What you don't need to care about:

Touch screens

For a large dig­i­tal pic­ture frame, I have found them of no use as the con­trol hap­pens with your mobile phone, desk­top com­put­er or via Alexa/Google Home voice com­mand.

Mon­i­tor Stands

As the dis­play is being stripped any­way, the mon­i­tor stand will be put removed. Unless of course you don't want to put the frame up on the wall but put it on a piece of fur­ni­ture instead.


As the pic­ture frame is about image and not sound, they won't be need­ed.


I hope these points will prove to be help­ful when you go on the search for your dis­play for your Rasp­berry Pi dig­i­tal pic­ture frame project. It makes great sense to put some thoughts into this.

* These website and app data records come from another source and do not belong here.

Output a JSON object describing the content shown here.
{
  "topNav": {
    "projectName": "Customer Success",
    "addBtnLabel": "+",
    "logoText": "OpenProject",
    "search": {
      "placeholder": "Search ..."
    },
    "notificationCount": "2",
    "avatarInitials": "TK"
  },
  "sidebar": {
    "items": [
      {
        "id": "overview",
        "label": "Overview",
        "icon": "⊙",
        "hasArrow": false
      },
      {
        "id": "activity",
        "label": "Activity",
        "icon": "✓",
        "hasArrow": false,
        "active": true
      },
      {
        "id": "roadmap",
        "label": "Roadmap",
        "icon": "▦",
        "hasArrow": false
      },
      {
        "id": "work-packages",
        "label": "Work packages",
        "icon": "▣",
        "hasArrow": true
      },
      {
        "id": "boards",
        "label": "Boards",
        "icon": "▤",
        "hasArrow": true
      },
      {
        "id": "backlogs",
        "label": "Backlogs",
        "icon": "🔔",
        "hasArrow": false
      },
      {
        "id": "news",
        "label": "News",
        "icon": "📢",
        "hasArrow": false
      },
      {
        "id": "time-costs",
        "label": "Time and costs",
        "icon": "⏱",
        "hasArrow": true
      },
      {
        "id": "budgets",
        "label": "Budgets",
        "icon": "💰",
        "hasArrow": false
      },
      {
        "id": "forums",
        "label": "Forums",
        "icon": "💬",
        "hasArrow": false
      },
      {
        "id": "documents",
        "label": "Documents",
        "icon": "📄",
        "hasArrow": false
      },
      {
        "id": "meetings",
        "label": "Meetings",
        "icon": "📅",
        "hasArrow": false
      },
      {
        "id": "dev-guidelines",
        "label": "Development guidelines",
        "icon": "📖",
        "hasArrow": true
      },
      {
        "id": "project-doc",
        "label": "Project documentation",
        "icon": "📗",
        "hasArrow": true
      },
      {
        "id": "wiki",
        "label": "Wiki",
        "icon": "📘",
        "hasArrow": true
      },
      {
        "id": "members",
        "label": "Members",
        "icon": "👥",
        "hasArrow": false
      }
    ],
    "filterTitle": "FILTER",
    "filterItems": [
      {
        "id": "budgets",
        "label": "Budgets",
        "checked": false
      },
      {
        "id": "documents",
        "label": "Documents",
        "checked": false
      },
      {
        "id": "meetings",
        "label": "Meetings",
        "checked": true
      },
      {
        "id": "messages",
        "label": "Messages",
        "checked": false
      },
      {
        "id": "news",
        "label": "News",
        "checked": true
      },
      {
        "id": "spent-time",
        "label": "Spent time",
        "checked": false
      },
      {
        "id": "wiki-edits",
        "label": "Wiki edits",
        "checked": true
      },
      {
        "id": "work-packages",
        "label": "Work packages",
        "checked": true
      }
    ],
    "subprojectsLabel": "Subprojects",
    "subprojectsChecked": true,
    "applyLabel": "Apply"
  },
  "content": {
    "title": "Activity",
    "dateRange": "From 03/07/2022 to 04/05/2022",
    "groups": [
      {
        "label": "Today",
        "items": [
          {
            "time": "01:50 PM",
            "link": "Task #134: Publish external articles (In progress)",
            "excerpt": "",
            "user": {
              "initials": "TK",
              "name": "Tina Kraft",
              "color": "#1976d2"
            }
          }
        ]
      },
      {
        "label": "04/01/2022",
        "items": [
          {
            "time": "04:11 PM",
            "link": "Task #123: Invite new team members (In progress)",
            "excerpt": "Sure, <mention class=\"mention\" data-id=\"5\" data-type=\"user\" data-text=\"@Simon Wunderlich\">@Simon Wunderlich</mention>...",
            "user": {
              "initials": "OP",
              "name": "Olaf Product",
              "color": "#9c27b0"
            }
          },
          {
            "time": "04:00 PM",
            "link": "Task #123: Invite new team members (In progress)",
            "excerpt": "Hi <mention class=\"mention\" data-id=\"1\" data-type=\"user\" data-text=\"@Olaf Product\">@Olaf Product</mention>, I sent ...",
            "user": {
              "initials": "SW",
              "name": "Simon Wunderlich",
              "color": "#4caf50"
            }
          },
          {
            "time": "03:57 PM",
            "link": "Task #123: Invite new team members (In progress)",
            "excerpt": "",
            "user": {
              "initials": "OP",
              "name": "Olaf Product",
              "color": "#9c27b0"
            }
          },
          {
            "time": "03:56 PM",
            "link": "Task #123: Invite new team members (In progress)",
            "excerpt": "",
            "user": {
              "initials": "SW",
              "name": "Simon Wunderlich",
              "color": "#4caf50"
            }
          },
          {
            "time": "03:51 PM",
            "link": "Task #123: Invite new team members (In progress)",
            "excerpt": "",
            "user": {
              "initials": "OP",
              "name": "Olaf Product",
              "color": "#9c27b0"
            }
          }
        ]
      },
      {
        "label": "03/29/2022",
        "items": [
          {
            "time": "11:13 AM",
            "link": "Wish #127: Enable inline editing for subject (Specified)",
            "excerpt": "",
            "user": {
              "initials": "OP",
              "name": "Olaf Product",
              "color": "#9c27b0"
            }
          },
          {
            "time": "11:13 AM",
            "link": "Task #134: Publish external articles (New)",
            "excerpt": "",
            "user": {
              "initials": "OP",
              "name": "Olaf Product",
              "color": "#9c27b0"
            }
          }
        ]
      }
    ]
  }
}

Of course, you can pick any old dis­play that you have lying around, but if you love your pho­tographs as much as I do, invest $150 in a good dis­play. After all, you haven't bought an expen­sive cam­era to show your dig­i­tal images on an infe­ri­or screen.

To make it even more con­ve­nient for you, I will short­ly upload a list of rec­om­mend­ed com­po­nents that I had a good expe­ri­ence with, and add it to the Buyer's Guide sec­tion.